The fight against HIV calls for discussion on the alternatives to the failed war on drugs. The urgent need to reform our national drug policies has become more important since we know the devastating impact of bad drug policies on HIV and Hepatitis C; the criminalisation of drug use or possession ostracises people from vital health and social services, confers people to prisons where they are exposed to more dangerous injecting practices and drugs and as well as conferring certificate of character which further condemns people for life. We hear many stories of people who resort to sex work to be able to pay for “street drugs”, or other reports of one syringe shared among 30 inmates to inject drugs. Condemning the person who use drugs to prisons means sending the person to be more exposed to HIV and Hepatitis C. The fight against HIV therefore calls for advocating more effective and humane ways to manage drugs in Mauritius.
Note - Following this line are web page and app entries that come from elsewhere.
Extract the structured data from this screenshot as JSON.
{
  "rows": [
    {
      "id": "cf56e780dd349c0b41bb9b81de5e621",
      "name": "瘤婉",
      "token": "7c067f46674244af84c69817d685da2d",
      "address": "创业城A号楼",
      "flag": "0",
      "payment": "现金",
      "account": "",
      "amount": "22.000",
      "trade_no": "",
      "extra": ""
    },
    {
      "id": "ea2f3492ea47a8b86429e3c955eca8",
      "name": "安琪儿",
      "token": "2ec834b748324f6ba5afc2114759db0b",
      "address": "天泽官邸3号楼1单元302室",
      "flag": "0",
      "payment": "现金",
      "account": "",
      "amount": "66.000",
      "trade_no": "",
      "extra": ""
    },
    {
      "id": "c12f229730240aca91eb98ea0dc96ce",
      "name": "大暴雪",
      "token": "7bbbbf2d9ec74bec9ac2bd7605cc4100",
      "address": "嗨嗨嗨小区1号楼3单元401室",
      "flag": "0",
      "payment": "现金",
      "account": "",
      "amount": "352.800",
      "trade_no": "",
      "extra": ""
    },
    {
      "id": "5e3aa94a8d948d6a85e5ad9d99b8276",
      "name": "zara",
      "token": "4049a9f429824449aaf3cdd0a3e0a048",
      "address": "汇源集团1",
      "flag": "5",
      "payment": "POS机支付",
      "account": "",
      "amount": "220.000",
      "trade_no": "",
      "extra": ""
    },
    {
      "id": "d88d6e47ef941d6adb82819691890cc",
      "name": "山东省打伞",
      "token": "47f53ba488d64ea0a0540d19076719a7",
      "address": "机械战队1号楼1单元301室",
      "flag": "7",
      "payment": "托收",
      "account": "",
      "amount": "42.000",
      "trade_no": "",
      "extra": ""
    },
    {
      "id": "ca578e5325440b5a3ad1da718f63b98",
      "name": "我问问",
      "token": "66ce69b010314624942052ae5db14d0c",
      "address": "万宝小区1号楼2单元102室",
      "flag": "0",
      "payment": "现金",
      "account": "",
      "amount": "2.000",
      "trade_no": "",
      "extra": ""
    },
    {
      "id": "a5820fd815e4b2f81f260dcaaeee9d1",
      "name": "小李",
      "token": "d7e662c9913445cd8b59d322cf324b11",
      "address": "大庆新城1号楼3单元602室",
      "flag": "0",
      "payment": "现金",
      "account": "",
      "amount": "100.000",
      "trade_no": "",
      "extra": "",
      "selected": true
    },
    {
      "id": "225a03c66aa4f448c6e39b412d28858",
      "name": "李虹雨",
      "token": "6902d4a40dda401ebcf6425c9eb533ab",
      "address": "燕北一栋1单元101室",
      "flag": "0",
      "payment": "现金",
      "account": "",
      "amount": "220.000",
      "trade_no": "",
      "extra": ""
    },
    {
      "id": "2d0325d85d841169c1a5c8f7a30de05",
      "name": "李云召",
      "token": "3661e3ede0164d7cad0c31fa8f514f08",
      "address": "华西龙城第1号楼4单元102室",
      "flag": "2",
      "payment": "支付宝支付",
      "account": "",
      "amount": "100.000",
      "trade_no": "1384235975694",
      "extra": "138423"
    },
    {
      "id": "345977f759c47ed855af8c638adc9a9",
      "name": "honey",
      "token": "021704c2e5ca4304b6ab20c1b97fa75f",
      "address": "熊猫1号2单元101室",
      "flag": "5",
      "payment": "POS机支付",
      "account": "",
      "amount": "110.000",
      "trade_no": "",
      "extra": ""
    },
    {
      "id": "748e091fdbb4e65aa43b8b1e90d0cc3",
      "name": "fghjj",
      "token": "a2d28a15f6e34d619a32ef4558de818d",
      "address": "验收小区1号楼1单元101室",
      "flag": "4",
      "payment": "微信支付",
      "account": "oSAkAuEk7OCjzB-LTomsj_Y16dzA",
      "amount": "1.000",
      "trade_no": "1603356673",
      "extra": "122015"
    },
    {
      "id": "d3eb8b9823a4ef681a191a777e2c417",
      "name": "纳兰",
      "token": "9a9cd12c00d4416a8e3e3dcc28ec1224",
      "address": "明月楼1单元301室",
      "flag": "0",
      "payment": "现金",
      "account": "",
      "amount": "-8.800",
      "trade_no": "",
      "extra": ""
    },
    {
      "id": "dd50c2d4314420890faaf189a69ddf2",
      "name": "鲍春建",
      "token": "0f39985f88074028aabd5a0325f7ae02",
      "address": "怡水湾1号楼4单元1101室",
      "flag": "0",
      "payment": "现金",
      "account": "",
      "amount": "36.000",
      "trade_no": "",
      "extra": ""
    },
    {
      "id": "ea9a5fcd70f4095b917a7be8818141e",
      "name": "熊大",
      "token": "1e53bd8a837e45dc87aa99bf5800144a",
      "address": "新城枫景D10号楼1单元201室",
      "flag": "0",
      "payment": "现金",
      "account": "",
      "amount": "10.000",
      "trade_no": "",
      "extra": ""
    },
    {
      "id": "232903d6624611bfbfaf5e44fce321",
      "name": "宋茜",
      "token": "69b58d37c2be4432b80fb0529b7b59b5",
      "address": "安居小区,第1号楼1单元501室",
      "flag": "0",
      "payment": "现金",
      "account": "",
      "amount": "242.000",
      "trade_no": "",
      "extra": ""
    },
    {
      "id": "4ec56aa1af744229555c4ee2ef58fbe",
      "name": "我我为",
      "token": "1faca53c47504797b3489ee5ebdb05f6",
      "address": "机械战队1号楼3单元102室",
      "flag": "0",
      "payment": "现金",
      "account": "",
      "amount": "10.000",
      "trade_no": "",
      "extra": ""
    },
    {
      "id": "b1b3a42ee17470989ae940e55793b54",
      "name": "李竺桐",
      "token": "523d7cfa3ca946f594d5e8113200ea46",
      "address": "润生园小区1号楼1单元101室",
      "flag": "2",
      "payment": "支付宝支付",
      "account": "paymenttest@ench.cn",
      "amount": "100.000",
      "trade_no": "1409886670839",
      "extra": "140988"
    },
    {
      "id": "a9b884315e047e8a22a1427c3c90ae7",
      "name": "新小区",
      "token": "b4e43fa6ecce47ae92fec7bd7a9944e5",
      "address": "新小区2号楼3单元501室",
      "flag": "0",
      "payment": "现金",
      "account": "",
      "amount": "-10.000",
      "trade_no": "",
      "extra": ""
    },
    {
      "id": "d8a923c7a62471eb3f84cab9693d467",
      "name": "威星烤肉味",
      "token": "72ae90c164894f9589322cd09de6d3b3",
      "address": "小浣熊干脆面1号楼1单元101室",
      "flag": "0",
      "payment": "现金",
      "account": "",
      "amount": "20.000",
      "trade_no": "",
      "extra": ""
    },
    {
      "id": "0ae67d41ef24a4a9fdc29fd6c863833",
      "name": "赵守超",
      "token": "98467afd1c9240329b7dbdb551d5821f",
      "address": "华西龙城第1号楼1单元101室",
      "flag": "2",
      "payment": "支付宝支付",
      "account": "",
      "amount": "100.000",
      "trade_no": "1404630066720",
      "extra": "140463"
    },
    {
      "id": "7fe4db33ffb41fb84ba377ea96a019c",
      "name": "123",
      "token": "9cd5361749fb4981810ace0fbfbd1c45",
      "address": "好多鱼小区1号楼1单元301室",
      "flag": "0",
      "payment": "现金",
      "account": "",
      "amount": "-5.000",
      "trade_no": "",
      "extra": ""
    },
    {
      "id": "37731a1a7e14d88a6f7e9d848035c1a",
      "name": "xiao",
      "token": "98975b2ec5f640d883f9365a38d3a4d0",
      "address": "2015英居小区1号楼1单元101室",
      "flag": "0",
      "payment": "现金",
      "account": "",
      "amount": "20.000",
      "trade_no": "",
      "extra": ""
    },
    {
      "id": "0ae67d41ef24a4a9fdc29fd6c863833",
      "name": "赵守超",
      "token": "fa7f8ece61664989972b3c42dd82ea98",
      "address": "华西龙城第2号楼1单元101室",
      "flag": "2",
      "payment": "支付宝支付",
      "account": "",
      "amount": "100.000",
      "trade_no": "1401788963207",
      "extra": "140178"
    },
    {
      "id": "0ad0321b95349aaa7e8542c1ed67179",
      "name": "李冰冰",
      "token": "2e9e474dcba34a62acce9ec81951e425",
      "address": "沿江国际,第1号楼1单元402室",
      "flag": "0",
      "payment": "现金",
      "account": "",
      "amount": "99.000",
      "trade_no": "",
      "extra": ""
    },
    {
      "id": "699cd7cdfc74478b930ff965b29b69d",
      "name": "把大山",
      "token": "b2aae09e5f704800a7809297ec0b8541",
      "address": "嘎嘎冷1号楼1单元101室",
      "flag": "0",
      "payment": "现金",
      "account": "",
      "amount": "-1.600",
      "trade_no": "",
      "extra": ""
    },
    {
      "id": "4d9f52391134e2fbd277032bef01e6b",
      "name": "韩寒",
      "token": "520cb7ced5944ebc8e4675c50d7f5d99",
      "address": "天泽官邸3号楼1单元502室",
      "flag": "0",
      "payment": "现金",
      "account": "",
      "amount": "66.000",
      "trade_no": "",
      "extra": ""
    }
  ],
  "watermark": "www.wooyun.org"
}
It is not surprising that there is still more political will needed in this fight. We are still battling to have more than 4 specialised doctors to support and treat people who are HIV positive in Mauritius. On a public health paradigm, all the effective strategies to reach zero new infection, zero AIDS-related deaths and zero stigma are available. Are the policy-makers in Mauritius not aware of those strategies? Or do they find it more rational to put our tax-payers money on grandiose ceremony than on saving and/or improving human lives? What will policy-makers, including our candidates gain or lose by speaking out and supporting HIV issues?


But the fight will go on.